Problem to work on: Copy every line of the entries that has the string "point" in it.

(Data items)
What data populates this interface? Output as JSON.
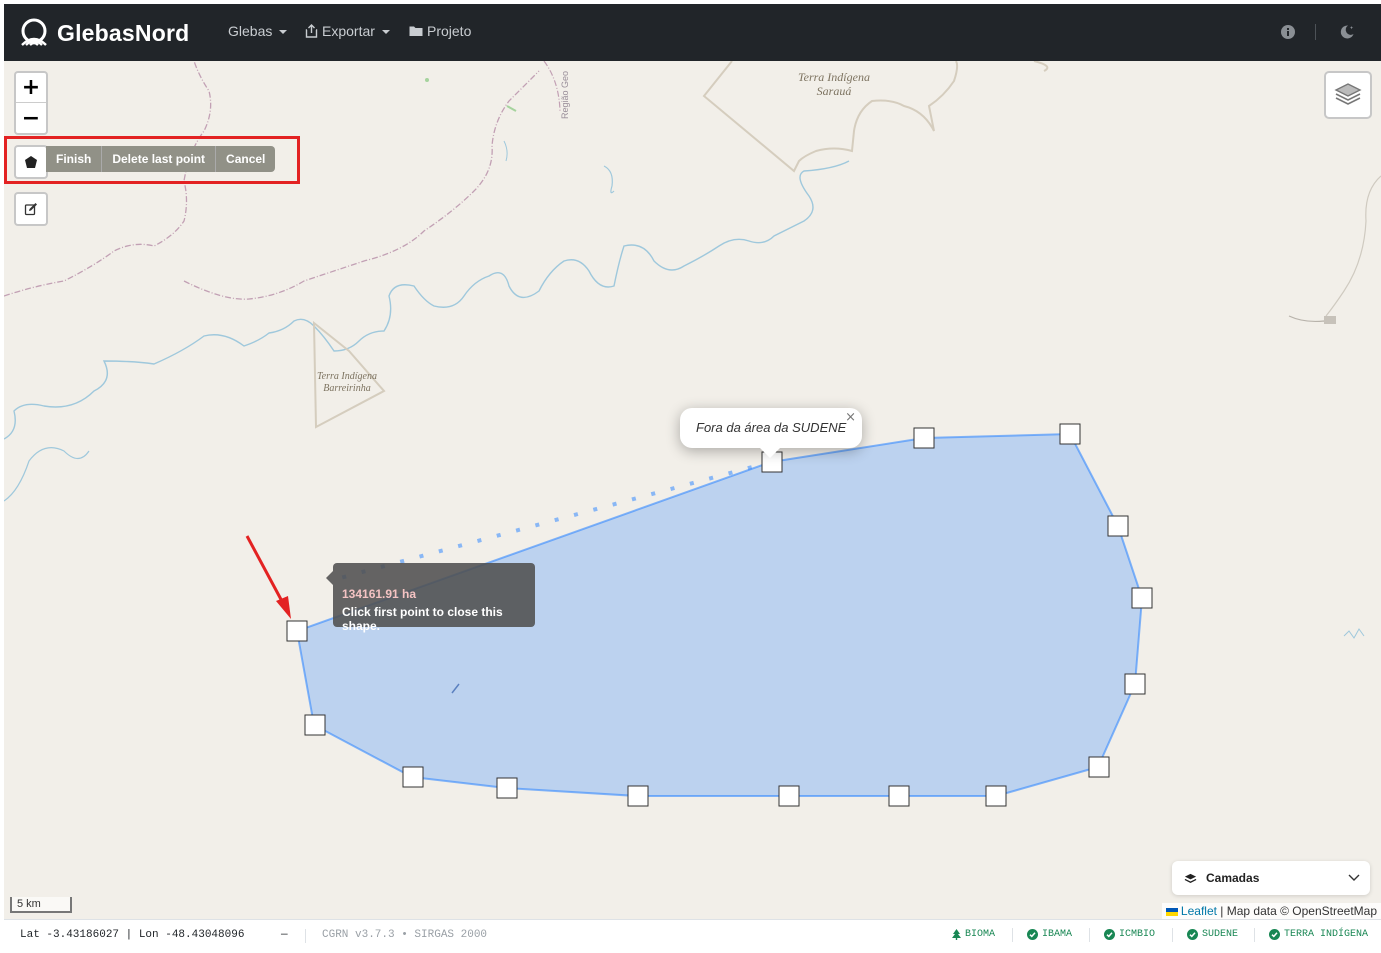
{
  "navbar": {
    "brand": "GlebasNord",
    "menu": [
      {
        "label": "Glebas",
        "icon": "",
        "has_dropdown": true
      },
      {
        "label": "Exportar",
        "icon": "export-icon",
        "has_dropdown": true
      },
      {
        "label": "Projeto",
        "icon": "folder-icon",
        "has_dropdown": false
      }
    ],
    "right_icons": [
      "info-icon",
      "theme-toggle-icon"
    ]
  },
  "map": {
    "labels": {
      "sarau_1": "Terra Indígena",
      "sarau_2": "Sarauá",
      "barreirinha_1": "Terra Indígena",
      "barreirinha_2": "Barreirinha",
      "regiao": "Região Geo"
    },
    "draw_actions": {
      "finish": "Finish",
      "delete_last": "Delete last point",
      "cancel": "Cancel"
    },
    "popup": {
      "text": "Fora da área da SUDENE",
      "close": "×"
    },
    "tooltip": {
      "area": "134161.91 ha",
      "hint": "Click first point to close this shape."
    },
    "camadas_label": "Camadas",
    "scale_label": "5 km",
    "attribution": {
      "leaflet": "Leaflet",
      "rest": " | Map data © OpenStreetMap"
    },
    "polygon_color": "#3388ff"
  },
  "statusbar": {
    "coords": "Lat -3.43186027 | Lon -48.43048096",
    "dash": "—",
    "version": "CGRN v3.7.3 • SIRGAS 2000",
    "badges": [
      {
        "label": "BIOMA",
        "icon": "tree-icon"
      },
      {
        "label": "IBAMA",
        "icon": "check-circle-icon"
      },
      {
        "label": "ICMBIO",
        "icon": "check-circle-icon"
      },
      {
        "label": "SUDENE",
        "icon": "check-circle-icon"
      },
      {
        "label": "TERRA INDÍGENA",
        "icon": "check-circle-icon"
      }
    ],
    "status_color": "#198754"
  }
}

Answer to the problem:
      "delete_last": "Delete last point",
      "hint": "Click first point to close this shape."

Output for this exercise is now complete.